Although the separate duplex exit path 42 and exit nip 44 here provide the advantages noted, it will be appreciated that they can be eliminated and the duplex documents may also be stacked into the tray 12 from the upstream end thereof with the tray 12 in its lowered or phantom position after the second sides of the duplex documents have been copied. In that case, an additional (second) sheet reversal in the nip 30 (with the tray 12 raised) is first provided, and the duplex document is again fed back through the path 40 and rollers 19 and scanning station 20 (but without copying) and lowered gate 26 back again to the exit roller 30, and in the meantime the tray 12 is lowered to receive the ejection of this now properly inverted duplexed document into the tray 12. In either case, the documents will be restacked in the tray 12 in the same 1 to N or first to last collated order as the originals were stacked in the input tray 14.
While the embodiment disclosed herein is preferred, it will be appreciated from this teaching that various alternatives, modifications, variations or improvements therein may be made by those skilled in the art, which are intended to be encompassed by the following claims:
1. In a document handling system for feeding either simplex or duplex document sheets to be imaged at an imaging station, and for restacking the simplex or duplex document sheets in proper collated order in a single output stacking tray; including a reversible exit nip for the reversal of a duplex document sheet in said exit nip while extending therefrom before returning said duplex document sheet to said imaging station for the imaging of its second side, and for document sheet ejection and stacking into said output stacking tray from said exit nip without reversal, the improvement comprising:
- a pivotable mounting system for said output stacking tray so that one end of said output stacking tray is pivotable from a position substantially below said reversible exit nip to a raised position above said reversible exit nip;

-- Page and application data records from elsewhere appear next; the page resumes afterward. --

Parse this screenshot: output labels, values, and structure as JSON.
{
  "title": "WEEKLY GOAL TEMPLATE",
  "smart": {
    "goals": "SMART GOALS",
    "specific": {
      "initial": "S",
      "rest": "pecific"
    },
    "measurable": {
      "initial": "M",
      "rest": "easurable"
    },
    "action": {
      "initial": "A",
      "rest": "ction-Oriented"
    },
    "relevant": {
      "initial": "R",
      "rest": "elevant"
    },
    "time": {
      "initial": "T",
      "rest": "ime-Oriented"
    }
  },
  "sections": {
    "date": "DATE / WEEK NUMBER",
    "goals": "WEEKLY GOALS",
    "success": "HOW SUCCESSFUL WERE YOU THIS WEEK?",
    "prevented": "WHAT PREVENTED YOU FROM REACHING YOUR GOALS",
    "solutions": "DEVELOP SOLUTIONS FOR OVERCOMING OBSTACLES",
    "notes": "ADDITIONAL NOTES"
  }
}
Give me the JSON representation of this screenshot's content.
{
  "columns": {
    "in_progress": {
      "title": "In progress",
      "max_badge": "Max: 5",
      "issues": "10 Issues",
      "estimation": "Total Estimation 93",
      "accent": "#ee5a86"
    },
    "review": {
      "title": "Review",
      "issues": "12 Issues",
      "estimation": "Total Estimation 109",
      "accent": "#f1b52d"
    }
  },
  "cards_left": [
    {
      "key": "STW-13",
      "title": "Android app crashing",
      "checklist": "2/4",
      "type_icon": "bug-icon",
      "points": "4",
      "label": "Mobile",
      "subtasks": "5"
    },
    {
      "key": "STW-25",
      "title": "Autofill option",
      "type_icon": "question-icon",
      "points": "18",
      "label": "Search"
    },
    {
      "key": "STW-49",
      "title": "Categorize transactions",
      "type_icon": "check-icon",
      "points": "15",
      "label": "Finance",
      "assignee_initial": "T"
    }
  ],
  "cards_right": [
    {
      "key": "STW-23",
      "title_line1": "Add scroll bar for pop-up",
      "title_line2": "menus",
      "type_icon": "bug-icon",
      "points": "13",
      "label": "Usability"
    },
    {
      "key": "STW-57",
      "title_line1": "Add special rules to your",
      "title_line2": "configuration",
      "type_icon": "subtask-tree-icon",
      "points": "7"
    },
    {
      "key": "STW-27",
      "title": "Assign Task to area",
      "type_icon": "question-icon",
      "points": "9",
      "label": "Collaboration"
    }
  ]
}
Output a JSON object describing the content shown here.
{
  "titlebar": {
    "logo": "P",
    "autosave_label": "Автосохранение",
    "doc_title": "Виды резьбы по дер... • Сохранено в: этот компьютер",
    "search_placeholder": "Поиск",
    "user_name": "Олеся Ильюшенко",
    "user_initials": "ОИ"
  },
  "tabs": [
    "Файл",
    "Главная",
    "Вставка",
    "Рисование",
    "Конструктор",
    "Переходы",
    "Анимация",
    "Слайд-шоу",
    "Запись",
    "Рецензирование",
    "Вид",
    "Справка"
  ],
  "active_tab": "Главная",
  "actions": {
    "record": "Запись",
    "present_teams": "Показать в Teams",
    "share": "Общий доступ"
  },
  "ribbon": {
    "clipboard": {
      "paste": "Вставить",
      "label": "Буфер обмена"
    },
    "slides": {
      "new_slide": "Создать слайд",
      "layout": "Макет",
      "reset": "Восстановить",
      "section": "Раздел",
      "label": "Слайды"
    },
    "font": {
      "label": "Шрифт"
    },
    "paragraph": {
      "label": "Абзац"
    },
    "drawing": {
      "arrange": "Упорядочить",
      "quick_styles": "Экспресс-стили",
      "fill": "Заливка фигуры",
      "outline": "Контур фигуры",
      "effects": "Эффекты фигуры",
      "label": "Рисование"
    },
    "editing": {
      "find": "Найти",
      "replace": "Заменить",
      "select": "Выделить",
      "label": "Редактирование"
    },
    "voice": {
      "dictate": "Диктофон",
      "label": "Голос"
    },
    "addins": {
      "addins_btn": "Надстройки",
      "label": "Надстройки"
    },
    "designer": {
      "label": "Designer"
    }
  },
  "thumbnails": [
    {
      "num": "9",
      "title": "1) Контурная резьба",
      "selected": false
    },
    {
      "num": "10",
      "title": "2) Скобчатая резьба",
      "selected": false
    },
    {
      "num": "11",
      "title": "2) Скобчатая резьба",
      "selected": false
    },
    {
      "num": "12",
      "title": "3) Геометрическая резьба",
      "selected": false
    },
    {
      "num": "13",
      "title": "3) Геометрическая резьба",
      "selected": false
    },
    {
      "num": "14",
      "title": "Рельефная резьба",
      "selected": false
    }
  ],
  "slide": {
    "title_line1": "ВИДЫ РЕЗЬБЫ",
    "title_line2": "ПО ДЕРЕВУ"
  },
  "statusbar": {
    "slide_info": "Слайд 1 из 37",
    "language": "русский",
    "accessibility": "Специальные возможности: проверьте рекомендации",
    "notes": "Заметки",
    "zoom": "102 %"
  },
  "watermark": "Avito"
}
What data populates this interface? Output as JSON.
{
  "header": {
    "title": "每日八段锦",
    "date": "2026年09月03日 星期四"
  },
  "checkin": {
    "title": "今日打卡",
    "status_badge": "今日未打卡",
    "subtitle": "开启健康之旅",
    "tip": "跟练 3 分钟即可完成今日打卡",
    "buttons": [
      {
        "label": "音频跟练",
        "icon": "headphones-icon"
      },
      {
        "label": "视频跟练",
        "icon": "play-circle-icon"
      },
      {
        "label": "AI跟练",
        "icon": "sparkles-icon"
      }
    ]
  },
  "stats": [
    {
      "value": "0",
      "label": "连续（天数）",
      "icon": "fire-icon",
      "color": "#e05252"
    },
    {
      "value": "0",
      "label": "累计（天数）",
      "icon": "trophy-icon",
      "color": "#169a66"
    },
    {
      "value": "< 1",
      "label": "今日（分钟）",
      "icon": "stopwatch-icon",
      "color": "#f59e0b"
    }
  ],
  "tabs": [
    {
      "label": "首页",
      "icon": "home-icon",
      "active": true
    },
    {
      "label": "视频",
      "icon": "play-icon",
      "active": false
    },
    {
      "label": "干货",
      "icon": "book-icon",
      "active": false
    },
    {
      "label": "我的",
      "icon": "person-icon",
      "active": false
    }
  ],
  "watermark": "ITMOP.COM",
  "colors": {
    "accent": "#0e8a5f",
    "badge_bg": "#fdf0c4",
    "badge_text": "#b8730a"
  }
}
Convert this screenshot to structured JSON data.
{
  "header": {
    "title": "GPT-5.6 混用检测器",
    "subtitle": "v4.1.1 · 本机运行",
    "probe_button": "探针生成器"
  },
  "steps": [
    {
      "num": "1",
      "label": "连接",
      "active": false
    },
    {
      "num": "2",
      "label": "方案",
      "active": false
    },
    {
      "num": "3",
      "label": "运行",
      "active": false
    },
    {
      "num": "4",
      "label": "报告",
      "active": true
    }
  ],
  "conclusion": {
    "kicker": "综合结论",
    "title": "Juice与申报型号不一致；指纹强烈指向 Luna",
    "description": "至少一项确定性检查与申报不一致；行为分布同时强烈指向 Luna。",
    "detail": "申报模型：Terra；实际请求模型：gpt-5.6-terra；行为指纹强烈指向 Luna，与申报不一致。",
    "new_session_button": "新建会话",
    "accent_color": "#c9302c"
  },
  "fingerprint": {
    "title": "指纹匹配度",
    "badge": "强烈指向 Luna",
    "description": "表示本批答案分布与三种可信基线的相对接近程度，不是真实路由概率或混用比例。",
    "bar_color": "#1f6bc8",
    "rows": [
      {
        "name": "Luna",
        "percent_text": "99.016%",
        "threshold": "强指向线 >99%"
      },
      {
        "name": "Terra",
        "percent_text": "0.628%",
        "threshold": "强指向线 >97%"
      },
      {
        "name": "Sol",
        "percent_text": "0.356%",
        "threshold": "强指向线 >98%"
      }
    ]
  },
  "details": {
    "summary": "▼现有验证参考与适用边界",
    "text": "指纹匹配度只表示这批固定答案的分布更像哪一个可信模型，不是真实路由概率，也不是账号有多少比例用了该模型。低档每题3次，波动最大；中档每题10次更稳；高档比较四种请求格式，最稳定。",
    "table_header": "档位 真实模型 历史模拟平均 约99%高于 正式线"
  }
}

- an unobstructed duplex document sheet reversing space under said output stacking tray in said raised position of said output stacking tray above said reversible exit nip; and
- a control system for automatically pivoting said output stacking tray to said raised position above said exit nip for said reversal of said duplex document sheet in said reversible exit nip, so that said extension of said duplex document sheet from said exit nip occurs underneath said output stacking tray in said unobstructed duplex document sheet reversing space, said control system automatically pivoting said output stacking tray down to said position substantially below said exit nip for said ejection and stacking of document sheets in said output stacking tray from said exit nip.
2. The document handling system of claim 1, wherein said exit nip ejects only simplex documents into said output stacking tray; further including a duplex documents exit path system for inverting and transporting said duplex document sheets to the opposite end of said stacking tray after said imaging of said second sides of said duplex documents, and ejecting said duplex documents into said output stacking tray from said opposite end thereof.
3. The document handling system of claim 2, wherein said duplex documents exit path system includes a natural inversion path portion.
International Classification: G03G 2100; B65H 3104;